“The Clinton relationship with black voters goes way back,” said MacManus. “Black women make up a higher percentage of the black vote than men, and many of the black elected officials who have endorsed her are women.”
She added that Clinton’s identification with the policies of President Barack Obama further consolidated her support among African-Americans.
Kyle Kondik, a campaign and election analyst at the University of Virginia Center for Politics, said the results of the Univision analysis may be a function of race more than anything else.
“Unfortunately, generally speaking, white Americans are economically better off than non-white Americans,” he said.
“What is interesting is that you had Sanders, who’s a candidate defined by his progressive socialist stances on issues, and yet the people who economically are doing poorer and tend to be more non-white are the ones who back Clinton,” Kondik said.
In the case of Hispanic voters, there was no clear difference between Sanders and Clinton in counties with the largest Hispanic populations – a fact that MacManus chalked up to the fractured nature of the Latino voter bloc.
“Hispanics are much more diverse than blacks — politically and economically,” she said. “The label ‘Hispanic’ includes those from many countries — Cuba, Nicaragua, Puerto Rico, Mexico, Colombia, to name a few. These countries differ culturally, politically, and economically.”
The heated fervor of Sanders' loyal followers no doubt contrasts with the cold numbers he racked up.
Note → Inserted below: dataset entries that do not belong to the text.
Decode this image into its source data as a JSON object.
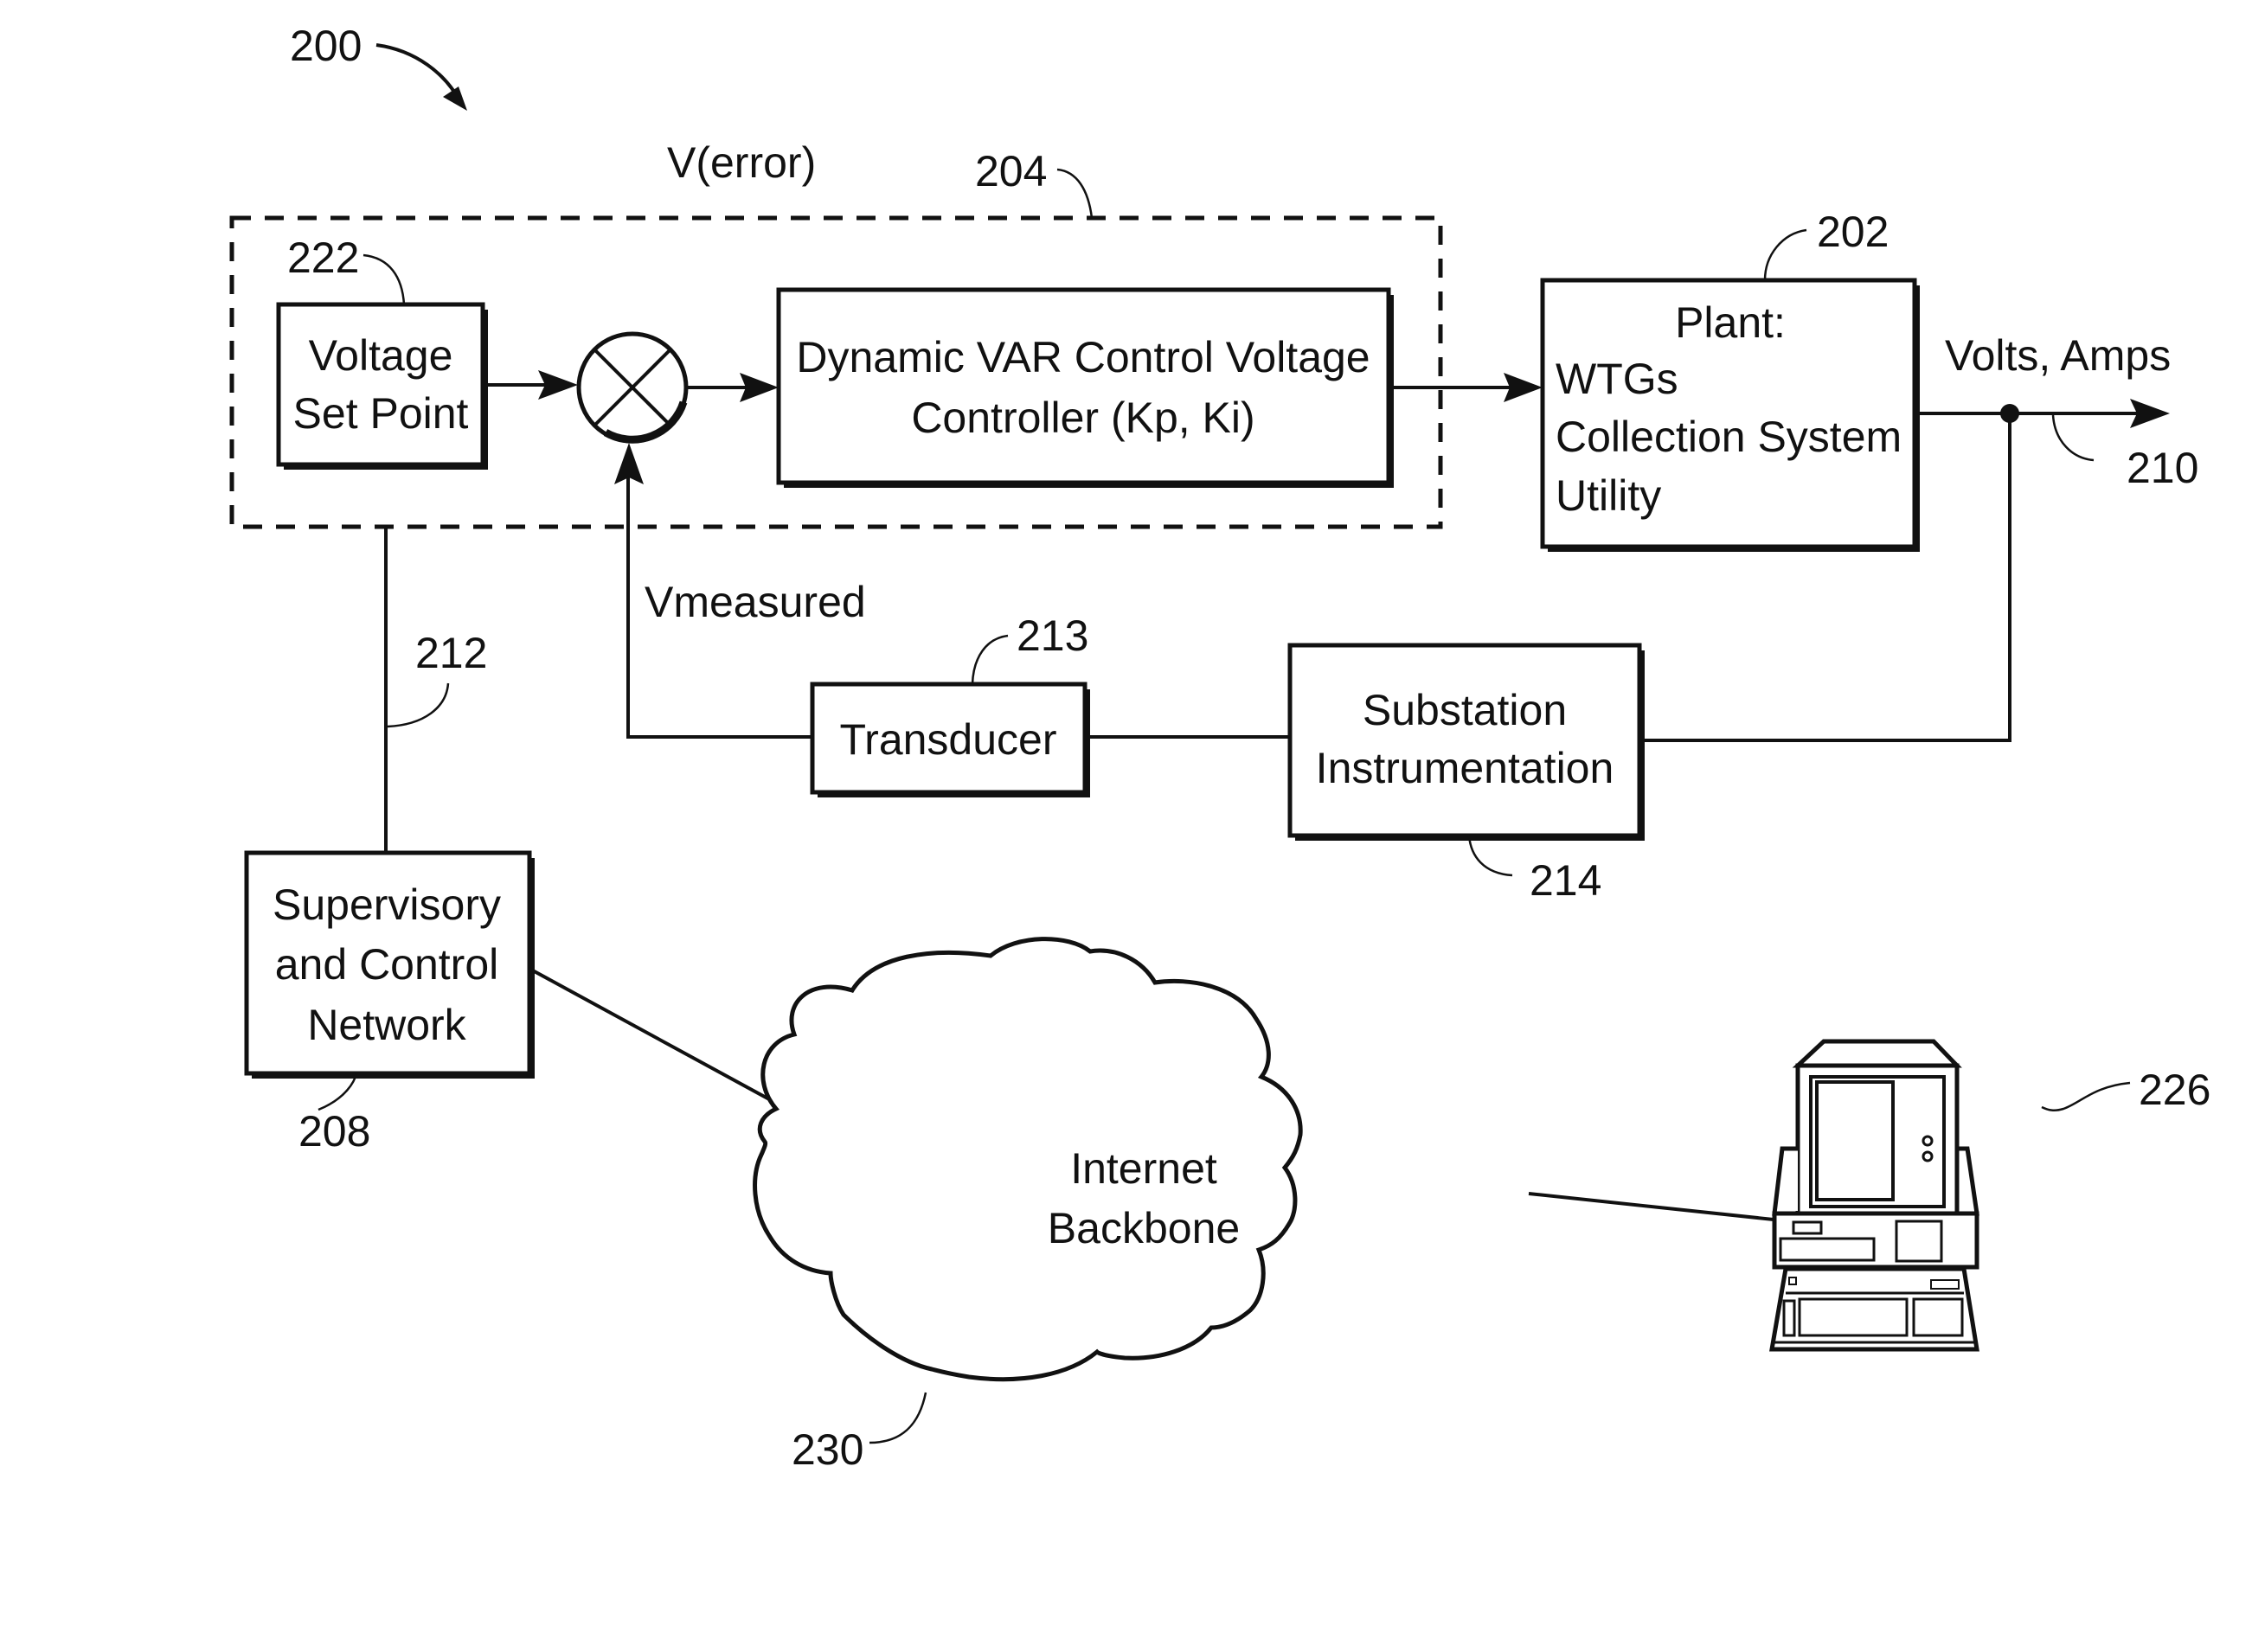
{
  "figure": {
    "ref_number": "200",
    "background": "#ffffff",
    "ink_color": "#111111"
  },
  "labels": {
    "v_error": "V(error)",
    "v_measured": "Vmeasured",
    "volts_amps": "Volts, Amps"
  },
  "blocks": {
    "voltage_set_point": {
      "lines": [
        "Voltage",
        "Set Point"
      ],
      "ref": "222"
    },
    "summing_junction": {
      "symbol": "⊗"
    },
    "controller": {
      "lines": [
        "Dynamic VAR Control Voltage",
        "Controller (Kp, Ki)"
      ]
    },
    "controller_group": {
      "ref": "204"
    },
    "plant": {
      "title": "Plant:",
      "lines": [
        "WTGs",
        "Collection System",
        "Utility"
      ],
      "ref": "202"
    },
    "transducer": {
      "lines": [
        "Transducer"
      ],
      "ref": "213"
    },
    "substation": {
      "lines": [
        "Substation",
        "Instrumentation"
      ],
      "ref": "214"
    },
    "supervisory": {
      "lines": [
        "Supervisory",
        "and Control",
        "Network"
      ],
      "ref": "208"
    },
    "internet": {
      "lines": [
        "Internet",
        "Backbone"
      ],
      "ref": "230"
    },
    "computer": {
      "ref": "226"
    }
  },
  "connections": {
    "output_ref": "210",
    "supervisory_link_ref": "212"
  }
}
Website TheGreenpapers.com estimated Sanders won only 42.75 percent of the popular vote, compared to 55.58 percent for Clinton. The more black, Latino or poor the county or state, the fewer Sanders victories.
Although the senator's supporters say they are enthusiastic about the future, the growing diversity of U.S. voters indicates that his political revolution is unlikely to happen with white majority support alone.
In any case, Sanders had a significant impact on Democratic primaries and caucuses that were initially viewed as little more than a coronation for Hillary Clinton.
Perhaps his revolution was not felt in the poorer corners of the country. But it clearly resonated in the hallways of the Clinton campaign headquarters in Brooklyn, pushing the former first lady and her message to the left.
Data analysis by Luis Melgar and Alberto Cairo
Graphics by Antonio Cucho
Alejandro Fernández contributed reporting